Significant masonry damage had been sustained during hurricanes and tropical storms during its lifetime. Though this damage has been largely repaired, the fort continues to be under threat from erosion. The fort sits on the east end of Dauphin Island, only feet from the Gulf of Mexico. Ongoing erosional losses of sand dunes and beach total up to 10 feet per year. For these reasons, the Civil War Preservation Trust placed Fort Gaines on its History Under Siege listing on March 18, 2009. The listing identifies the ten most endangered Civil War battlefields in the United States. Additionally it was placed on the list of America's 11 Most Endangered Historic Places by the National Trust for Historic Preservation in 2011.
- "National Register Information System". National Register of Historic Places. National Park Service. January 23, 2007.
- "Fort Gaines". History Under Siege: Most Endangered Battlefields 2009. Civil War Preservation Trust. Retrieved 20 April 2010.[dead link]

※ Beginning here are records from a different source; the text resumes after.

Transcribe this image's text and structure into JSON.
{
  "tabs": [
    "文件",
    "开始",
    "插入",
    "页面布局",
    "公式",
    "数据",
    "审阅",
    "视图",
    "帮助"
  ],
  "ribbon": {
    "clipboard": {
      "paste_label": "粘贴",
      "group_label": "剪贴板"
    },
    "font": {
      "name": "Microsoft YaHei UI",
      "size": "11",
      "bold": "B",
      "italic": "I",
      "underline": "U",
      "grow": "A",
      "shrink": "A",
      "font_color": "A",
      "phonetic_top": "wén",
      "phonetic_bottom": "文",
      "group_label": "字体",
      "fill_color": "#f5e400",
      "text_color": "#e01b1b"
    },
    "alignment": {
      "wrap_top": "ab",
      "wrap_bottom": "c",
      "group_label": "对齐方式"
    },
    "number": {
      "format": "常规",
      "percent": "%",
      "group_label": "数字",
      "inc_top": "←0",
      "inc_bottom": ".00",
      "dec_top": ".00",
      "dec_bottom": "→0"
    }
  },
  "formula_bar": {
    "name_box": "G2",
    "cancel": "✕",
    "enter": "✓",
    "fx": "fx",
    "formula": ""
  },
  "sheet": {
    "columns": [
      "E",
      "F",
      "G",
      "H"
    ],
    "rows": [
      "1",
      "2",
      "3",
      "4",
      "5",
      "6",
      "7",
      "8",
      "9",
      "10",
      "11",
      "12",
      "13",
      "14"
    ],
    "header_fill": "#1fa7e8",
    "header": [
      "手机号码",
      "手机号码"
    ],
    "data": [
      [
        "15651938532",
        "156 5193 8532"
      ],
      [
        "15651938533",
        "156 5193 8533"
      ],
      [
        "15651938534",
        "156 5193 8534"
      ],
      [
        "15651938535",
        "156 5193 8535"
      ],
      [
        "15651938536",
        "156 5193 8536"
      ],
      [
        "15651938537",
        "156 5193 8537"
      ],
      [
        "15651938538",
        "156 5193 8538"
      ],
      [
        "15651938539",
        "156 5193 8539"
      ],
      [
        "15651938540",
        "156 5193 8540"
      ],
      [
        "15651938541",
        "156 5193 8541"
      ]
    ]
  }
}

- "Fort Gaines". Most endangered historic places named. CNN. Retrieved 15 June 2010.
- http://www.mtv.com/onair/fear/season1_maps.jhtml MTV's Fear Season 1 Episode 9
- Lewis, Emanuel Raymond (1979). Seacoast Fortifications of the United States. Annapolis: Leeward Publications. ISBN 978-0-929521-11-4.
- Weaver II, John R. (2018). A Legacy in Brick and Stone: American Coastal Defense Forts of the Third System, 1816-1867, 2nd Ed. McLean, VA: Redoubt Press. ISBN 978-1-7323916-1-1.